So, player performance on the whole was OK. We lacked strength in depth at times and our strikers were prone to not being very good sometimes. And Moses Odjer picked up the worst disciplinary record I may have ever seen in my Football Manager playing days.
Moses Odjer – 35 appearances, 2 goals, 7.13
Barring his shoddy discipline, Moses has developed into our best player this season. A combination of energy, aggression and technique, he wins the ball like no player I’ve seen in FM and can pick out a cracking shot or two as well. Voted Fans’ Player of the Year as well and deservedly so.
Luigi Vitale – 33 appearances, 1 goal, 7.07
The ever excellent left wing back had an exemplary season. Creatively very good and solid enough defensively to patrol the left flank with confidence.
Alessandro Bernardini – 35 appearances, 3 goals, 7.05
Developed from nothing more than a squad player to being the integral rock of my defence. Experienced leader and all-round quality Serie B defender.
Gabriele Perico – 15 appearances, 6.78
The back up right back played about two games since January and was terrible in both. At 33 and on a huge wage packet, I’m kind of glad he wants to leave to play elsewhere.
Alfredo Donnarumma – 34 appearances, 5 goals, 6.73
All of my strikers were not amazingly good this season but five goals is an unacceptable amount to score. Frequently offers little and will probably be the first to be shifted on if I can find a better replacement.
How did my transfers this season perform? Let’s find out:
Alberto Barison – 31 appearances, 4 goals, 7.01
Started shakily after an initial injury but once he got used to the level, Barison turned out to be an excellent defender. Reads the game quite well and more than capable of popping up with a goal from a set piece. 7/10
Mattia Proietti – 20 appearances, 2 goals, 6.98
The board hate Mattia Proietti because he broke his foot and cost about half our wage budget. However, once he came back in January, he was irreplacable. Anchors the midfield well but he really flourished when I took the shackles off of him and he responded with brilliant performances. 7/10
Cristiano Lombardi – 20 appearances, 6.66
Jack of all trades, awful at all of them. Lombardi came with high hopes and just did not perform, even when we were flying at the start of the season. Warmed the bench and the only positive is that he cost us nothing. 2/10
Joseph Minala – 37 appearances, 3 goals, 6.89
Quietly went about his business in the middle of the park and kept the ball moving for us. Excellent considering we paid nothing for him all season. 6/10
Adrian Cerda – 10 appearances, 6.63
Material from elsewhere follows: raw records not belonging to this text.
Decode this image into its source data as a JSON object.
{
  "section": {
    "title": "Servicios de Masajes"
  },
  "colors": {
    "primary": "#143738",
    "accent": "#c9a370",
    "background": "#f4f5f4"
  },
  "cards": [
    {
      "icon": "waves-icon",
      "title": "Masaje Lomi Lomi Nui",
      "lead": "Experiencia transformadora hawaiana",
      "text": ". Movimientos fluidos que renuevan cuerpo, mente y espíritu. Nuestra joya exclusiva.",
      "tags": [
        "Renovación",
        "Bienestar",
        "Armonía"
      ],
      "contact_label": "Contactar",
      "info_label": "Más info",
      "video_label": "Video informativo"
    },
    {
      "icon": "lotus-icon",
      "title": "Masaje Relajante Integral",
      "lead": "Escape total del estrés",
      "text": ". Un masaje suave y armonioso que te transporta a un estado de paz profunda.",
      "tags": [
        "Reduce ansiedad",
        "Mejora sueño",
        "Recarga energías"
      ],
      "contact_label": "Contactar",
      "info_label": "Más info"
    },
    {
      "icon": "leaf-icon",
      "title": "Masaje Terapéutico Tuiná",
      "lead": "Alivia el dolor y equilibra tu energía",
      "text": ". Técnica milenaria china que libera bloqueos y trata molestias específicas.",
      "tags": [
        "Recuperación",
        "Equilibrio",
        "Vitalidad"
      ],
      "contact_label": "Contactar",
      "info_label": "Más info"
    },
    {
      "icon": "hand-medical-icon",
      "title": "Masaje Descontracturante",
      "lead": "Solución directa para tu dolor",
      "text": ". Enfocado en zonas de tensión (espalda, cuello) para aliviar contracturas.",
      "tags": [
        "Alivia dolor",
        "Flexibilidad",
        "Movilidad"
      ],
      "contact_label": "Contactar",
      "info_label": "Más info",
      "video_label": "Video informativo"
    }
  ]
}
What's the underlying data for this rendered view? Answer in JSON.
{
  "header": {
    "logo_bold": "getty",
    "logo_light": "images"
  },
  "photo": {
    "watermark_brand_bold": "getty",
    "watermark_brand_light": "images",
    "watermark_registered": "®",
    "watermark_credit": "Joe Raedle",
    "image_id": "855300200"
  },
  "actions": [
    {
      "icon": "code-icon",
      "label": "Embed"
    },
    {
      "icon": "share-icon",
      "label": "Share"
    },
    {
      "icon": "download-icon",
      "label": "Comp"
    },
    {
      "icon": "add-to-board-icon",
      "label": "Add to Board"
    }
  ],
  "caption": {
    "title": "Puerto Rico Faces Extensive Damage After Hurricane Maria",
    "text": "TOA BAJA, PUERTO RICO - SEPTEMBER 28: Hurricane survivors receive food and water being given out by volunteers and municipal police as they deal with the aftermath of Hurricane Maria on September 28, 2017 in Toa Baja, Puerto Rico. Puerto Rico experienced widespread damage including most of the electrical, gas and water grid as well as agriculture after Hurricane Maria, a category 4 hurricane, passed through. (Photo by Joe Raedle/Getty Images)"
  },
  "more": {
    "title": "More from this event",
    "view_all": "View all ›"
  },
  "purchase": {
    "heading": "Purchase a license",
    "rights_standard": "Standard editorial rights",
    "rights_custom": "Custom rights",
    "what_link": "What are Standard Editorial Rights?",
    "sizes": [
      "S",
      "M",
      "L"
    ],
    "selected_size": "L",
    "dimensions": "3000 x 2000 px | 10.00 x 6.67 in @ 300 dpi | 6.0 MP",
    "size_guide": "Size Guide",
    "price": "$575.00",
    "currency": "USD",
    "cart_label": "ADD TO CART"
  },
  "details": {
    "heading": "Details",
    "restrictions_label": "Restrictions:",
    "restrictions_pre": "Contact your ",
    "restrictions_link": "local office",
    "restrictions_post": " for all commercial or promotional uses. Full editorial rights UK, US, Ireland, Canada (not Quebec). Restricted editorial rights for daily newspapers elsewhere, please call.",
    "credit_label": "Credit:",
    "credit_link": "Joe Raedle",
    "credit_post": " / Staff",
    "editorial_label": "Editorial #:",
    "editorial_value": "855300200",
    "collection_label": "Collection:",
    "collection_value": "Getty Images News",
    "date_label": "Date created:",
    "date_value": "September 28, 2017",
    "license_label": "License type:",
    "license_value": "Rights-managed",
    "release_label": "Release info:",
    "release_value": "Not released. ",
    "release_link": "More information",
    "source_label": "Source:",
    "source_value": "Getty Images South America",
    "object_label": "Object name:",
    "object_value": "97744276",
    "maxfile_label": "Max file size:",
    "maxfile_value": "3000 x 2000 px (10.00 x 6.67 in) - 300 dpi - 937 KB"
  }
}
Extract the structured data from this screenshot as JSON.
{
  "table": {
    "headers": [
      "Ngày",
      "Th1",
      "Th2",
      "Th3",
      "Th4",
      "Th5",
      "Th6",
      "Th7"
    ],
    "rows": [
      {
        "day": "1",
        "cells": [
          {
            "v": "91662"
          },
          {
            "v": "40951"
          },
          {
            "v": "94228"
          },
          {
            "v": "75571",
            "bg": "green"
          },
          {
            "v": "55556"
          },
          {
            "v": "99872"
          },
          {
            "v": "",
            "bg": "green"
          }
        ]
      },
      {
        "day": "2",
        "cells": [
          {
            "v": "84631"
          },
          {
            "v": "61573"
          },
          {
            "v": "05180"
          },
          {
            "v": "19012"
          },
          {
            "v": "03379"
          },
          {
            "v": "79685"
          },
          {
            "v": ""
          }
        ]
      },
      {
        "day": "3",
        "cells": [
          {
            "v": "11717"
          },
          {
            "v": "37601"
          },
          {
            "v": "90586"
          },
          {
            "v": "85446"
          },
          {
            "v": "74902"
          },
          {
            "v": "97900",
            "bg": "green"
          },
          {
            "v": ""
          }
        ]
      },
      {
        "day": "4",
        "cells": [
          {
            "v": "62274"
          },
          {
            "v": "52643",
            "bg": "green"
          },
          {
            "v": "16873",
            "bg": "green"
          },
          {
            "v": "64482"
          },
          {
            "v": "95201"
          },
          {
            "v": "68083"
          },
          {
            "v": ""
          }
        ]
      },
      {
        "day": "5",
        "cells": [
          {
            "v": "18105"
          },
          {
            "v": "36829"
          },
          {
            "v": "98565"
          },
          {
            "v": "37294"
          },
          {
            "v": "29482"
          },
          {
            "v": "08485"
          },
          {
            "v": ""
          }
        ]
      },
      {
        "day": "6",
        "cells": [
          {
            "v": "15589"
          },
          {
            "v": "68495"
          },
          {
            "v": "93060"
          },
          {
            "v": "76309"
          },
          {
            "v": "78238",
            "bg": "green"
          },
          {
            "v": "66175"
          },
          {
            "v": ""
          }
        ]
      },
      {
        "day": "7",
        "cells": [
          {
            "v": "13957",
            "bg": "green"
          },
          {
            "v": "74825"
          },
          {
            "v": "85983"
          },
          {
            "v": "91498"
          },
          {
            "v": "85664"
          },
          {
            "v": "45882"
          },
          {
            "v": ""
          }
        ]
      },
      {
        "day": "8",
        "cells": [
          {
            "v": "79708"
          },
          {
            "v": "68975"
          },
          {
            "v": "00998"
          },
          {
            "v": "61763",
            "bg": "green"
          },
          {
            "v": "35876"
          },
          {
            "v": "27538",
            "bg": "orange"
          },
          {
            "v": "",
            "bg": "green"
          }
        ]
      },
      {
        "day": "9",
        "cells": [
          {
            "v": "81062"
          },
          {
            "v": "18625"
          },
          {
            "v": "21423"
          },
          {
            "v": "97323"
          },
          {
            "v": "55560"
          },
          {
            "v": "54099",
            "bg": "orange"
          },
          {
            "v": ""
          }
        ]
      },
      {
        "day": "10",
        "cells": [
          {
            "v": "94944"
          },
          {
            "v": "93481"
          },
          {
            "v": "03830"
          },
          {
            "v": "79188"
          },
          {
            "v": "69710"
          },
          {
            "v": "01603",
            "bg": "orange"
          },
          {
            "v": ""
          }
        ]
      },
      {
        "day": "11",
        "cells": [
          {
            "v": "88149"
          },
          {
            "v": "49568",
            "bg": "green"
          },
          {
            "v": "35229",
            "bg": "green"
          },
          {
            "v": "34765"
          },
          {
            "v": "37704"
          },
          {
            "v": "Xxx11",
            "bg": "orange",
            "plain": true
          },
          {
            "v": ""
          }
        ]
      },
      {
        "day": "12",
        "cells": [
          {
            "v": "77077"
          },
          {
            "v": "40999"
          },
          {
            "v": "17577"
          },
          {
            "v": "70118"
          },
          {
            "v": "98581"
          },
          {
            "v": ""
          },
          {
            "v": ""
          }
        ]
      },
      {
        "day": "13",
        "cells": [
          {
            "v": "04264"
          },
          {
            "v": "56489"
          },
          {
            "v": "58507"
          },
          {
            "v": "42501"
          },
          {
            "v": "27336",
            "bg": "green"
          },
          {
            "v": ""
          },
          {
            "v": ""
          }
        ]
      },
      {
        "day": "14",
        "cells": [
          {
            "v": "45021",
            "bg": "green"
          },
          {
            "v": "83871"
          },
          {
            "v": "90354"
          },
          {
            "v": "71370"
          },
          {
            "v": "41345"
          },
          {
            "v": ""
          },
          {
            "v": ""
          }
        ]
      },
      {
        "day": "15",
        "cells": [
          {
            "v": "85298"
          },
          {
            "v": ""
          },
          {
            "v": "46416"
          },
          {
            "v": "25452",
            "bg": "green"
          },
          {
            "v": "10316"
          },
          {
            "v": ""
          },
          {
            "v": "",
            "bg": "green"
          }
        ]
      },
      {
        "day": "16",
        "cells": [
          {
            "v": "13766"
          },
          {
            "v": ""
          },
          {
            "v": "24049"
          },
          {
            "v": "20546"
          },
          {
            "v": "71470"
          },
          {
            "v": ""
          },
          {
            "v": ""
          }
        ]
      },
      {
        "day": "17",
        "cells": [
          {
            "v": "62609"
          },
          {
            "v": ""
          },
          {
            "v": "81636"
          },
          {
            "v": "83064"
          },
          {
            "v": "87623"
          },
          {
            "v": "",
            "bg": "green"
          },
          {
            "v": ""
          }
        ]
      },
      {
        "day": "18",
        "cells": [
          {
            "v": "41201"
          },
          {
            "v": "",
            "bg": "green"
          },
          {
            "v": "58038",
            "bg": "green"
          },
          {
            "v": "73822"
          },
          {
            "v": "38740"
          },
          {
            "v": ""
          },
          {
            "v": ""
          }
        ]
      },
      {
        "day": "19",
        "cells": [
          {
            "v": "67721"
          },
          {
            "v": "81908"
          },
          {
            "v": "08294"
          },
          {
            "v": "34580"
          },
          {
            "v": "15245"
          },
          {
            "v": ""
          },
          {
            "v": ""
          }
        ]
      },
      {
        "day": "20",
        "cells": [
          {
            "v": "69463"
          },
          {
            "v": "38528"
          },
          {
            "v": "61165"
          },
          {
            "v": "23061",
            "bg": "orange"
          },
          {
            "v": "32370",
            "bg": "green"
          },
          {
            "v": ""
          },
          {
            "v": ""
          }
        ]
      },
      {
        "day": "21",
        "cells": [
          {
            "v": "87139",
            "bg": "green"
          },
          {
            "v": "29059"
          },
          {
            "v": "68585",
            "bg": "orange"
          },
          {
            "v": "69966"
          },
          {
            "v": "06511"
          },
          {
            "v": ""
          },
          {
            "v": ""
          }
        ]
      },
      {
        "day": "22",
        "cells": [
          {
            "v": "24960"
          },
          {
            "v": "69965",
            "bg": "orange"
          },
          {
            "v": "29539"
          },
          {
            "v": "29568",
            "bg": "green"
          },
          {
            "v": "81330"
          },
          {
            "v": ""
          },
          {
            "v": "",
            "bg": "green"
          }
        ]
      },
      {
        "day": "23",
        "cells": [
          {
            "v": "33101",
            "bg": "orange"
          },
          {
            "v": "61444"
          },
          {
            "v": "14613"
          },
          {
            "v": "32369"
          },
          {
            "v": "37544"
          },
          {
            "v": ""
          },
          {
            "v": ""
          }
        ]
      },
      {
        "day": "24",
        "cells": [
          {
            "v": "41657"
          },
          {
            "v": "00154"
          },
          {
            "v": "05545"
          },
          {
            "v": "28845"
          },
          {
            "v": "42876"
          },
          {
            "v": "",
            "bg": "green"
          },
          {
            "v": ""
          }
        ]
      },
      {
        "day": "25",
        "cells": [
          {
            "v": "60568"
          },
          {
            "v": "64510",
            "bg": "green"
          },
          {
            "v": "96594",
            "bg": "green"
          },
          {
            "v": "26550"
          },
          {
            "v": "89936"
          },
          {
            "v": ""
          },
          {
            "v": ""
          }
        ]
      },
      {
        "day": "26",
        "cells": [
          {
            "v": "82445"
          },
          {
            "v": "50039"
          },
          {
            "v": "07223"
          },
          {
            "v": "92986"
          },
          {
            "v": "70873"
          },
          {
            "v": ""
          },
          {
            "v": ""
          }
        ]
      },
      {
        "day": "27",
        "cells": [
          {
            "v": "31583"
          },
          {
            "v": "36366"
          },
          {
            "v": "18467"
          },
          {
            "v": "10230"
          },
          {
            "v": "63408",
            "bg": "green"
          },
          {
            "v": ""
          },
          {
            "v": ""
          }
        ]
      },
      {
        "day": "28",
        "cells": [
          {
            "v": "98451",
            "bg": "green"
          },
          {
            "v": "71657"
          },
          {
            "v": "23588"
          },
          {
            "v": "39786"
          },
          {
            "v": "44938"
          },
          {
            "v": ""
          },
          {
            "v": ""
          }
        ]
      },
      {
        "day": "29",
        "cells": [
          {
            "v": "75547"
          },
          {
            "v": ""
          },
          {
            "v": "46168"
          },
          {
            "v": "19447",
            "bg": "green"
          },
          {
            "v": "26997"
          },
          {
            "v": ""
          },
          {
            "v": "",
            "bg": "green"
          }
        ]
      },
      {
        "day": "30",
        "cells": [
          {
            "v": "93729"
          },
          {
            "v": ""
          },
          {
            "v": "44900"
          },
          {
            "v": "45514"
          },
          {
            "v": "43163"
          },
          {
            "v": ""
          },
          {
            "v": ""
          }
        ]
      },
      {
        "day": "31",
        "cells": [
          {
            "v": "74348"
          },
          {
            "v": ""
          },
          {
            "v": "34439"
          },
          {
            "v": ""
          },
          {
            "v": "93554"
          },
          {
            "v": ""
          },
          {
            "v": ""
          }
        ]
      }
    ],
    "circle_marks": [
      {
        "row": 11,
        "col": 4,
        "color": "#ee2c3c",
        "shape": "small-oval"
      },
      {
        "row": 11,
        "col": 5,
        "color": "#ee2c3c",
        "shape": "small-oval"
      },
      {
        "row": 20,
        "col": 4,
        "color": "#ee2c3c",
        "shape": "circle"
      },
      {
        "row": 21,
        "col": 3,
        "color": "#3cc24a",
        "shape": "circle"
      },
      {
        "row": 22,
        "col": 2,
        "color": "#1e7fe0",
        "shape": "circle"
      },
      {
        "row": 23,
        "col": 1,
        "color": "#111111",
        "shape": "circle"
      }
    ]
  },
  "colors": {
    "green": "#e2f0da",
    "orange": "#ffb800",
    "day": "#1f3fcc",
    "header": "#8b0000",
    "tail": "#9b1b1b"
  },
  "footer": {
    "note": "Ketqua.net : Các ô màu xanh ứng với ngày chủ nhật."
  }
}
Clearly way out of his depth in the first team but still contribute little to nothing even in the youth teams. A loan spell could be in his future to build his comfidence. 4/10
Nicola Casini – n/a
Quietly improving in the youth teams despite a nasty injury sidelining him for a couple of months mid-season. 6/10
Riccardo Franchini – 2 appearances, 6.65
A couple of cameos in January then quietly sitting in the youth teams. Another looking for a loan this summer. 5/10
Shaqir Tafa – 12 appearances, 6.89
Very quietly helped solidify the backline and kept the returning Raffaele Schiavi out of the team in the run-in. 6/10
Our youth intake was fairly decent this year with a number of interesting players joining our youth team. The main man though was defensive midfielder Giuseppe Troiano who would actually feature in the final two games of the season as we switched our system up with excellent results. The future is looking brighter for Salernitana.
Well, this summer I’m looking to strengthen and retain. A playoff push may just be possible if we can keep some form of consistency. We’re losing only one big play in Alessandro Rosina this summer but he no longer fits into the system we’re playing. Furthermore, I’m looking to play Troiano a lot in the upcoming season with our new super Italian counter tactic.
So that is it for season one. If you enjoyed it let me know in the comments or on Twitter and let me know who your favourites are so far in this save.